So 2025.  That’s when it started.  The war also changed Israel.  Though they destroyed Hamas, in Israel, the hardliners were completely discredited. After the war, the politicians who had assured the public that Palestinians could be occupied and denied their political rights indefinitely were thrown out of office and moderates were voted in.  It was a landslide.  So when Darwish came along, we were lucky that there was someone on the other side willing to listen.  And so, after 75 years, they finally worked it out.  It didn’t happen overnight, of course.  You know the famous picture of Darwish on the White House Lawn signing a peace agreement with Israel; that was 2028.   And then came the 20 year phase out; little by little – til 2048  when the Israel pulled out the last remaining troops from Palestine & Gaza.   It was timed to coincide with the 100th anniversary of Israel’s independence.  Those were crazy years.  Each side not sure til the very end if the other would hold up its end of the bargain.  And of course there were setbacks & struggles.  There always are.  But I think the memory on both sides of the terrible war of 2024 was enough to keep both sides from walking away. 

As I said, not without some bumps.  Palestine was much poorer and less developed than Israel, and some Arabs suspected the Jews of a trick.  But somehow, with all the suspicion on both sides, it worked.  I was eighteen years old in 2048, so I still remember the last parts of the handover.   It’s funny.  The young people were excited, but growing up, all we heard about was the phase-out and independence.  So it seemed somewhat natural.  It was the older generations who couldn’t believe what was happening in front of their eyes.  And that was 25 years ago!  If they were here today?  If they could see you & your friends drive to Israel to play the latest hologram games, like it’s no big deal, they literally would think they were dreaming.  But you kids…. to you, it’s normal!  You don’t know how lucky you are!  You know, I have an Israeli client & we have lunch occasionally.  And he always tells the same joke:  the prophecy in their Holy Book about the lion lying down together with the lamb finally came true.  After a pause, he grins & delivers the punchline:  but tell me:  who is the lion & who is the lamb?  And we both laugh.  

We laugh.  Now.  But the road to where we are was paved with a lot of blood & tears.  Just be happy that we found a better way.  I want to leave you with one last thought.  Especially when I hear some of your friends say insulting things about Jews.  I know it sounds harmless; just joking that Israelis are rude or their girls are promiscuous.   But you and your friends take for granted how good you have it.  You think co-existence is natural.  It is not.  It’s fragile, and God forbid, it can fall apart.  The job of your generation is to make sure that doesn’t happen. 

So: who are the Jews?  They’re our cousins and our rivals.  Our fellow monotheists.  Our old enemies; our obnoxious neighbors.  By some crazy fluke of history, your generation has been blessed with a chance that many never thought was possible.  Don’t blow it.

About the Author
Ezra is a member of the Syrian-Sephardic community in Brooklyn.
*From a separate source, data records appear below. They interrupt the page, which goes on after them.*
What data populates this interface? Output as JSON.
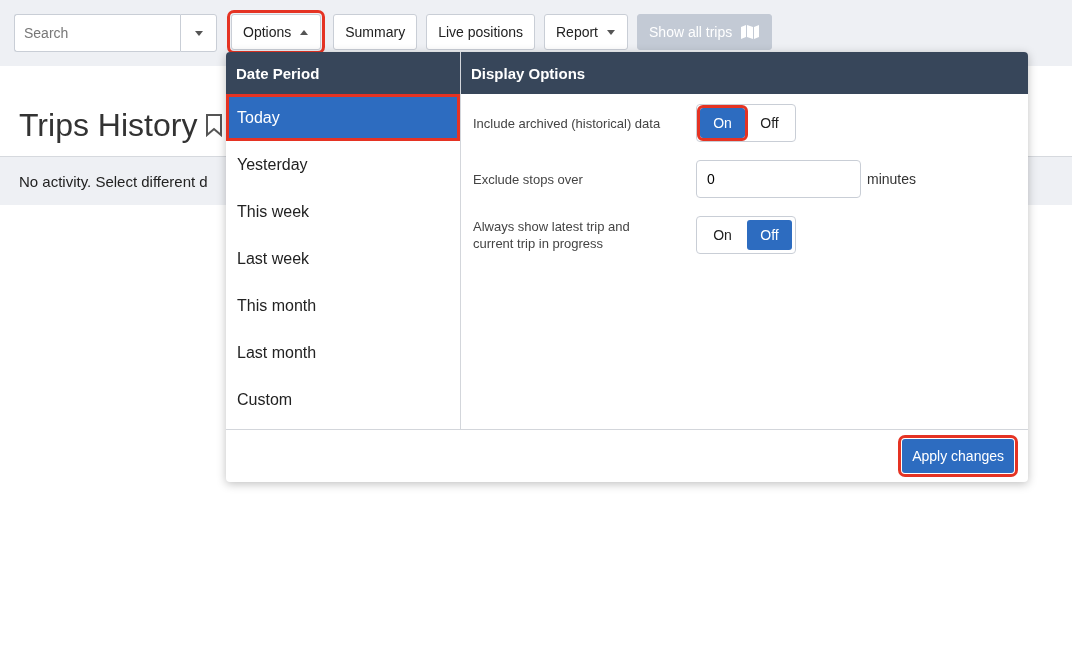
{
  "toolbar": {
    "search": {
      "placeholder": "Search"
    },
    "buttons": [
      {
        "label": "Options",
        "kind": "dropdown",
        "expanded": true,
        "highlighted": true,
        "disabled": false
      },
      {
        "label": "Summary",
        "kind": "plain",
        "highlighted": false,
        "disabled": false
      },
      {
        "label": "Live positions",
        "kind": "plain",
        "highlighted": false,
        "disabled": false
      },
      {
        "label": "Report",
        "kind": "dropdown",
        "expanded": false,
        "highlighted": false,
        "disabled": false
      },
      {
        "label": "Show all trips",
        "kind": "map",
        "highlighted": false,
        "disabled": true
      }
    ]
  },
  "page": {
    "title": "Trips History",
    "message": "No activity. Select different d"
  },
  "options_popup": {
    "date_period": {
      "title": "Date Period",
      "items": [
        {
          "label": "Today",
          "selected": true,
          "highlighted": true
        },
        {
          "label": "Yesterday",
          "selected": false,
          "highlighted": false
        },
        {
          "label": "This week",
          "selected": false,
          "highlighted": false
        },
        {
          "label": "Last week",
          "selected": false,
          "highlighted": false
        },
        {
          "label": "This month",
          "selected": false,
          "highlighted": false
        },
        {
          "label": "Last month",
          "selected": false,
          "highlighted": false
        },
        {
          "label": "Custom",
          "selected": false,
          "highlighted": false
        }
      ]
    },
    "display_options": {
      "title": "Display Options",
      "rows": [
        {
          "kind": "toggle",
          "label": "Include archived (historical) data",
          "segments": [
            {
              "label": "On",
              "selected": true,
              "highlighted": true
            },
            {
              "label": "Off",
              "selected": false,
              "highlighted": false
            }
          ]
        },
        {
          "kind": "number",
          "label": "Exclude stops over",
          "value": "0",
          "unit": "minutes"
        },
        {
          "kind": "toggle",
          "label": "Always show latest trip and current trip in progress",
          "segments": [
            {
              "label": "On",
              "selected": false,
              "highlighted": false
            },
            {
              "label": "Off",
              "selected": true,
              "highlighted": false
            }
          ]
        }
      ]
    },
    "apply_button": {
      "label": "Apply changes",
      "highlighted": true
    }
  }
}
Graduate of the Yeshivah of Flatbush. His primary concern these days is to pass on the Sephardic tradition of a Halachic lifestyle to his grandchildren, and to teach them to embrace liberal - but not woke! - values.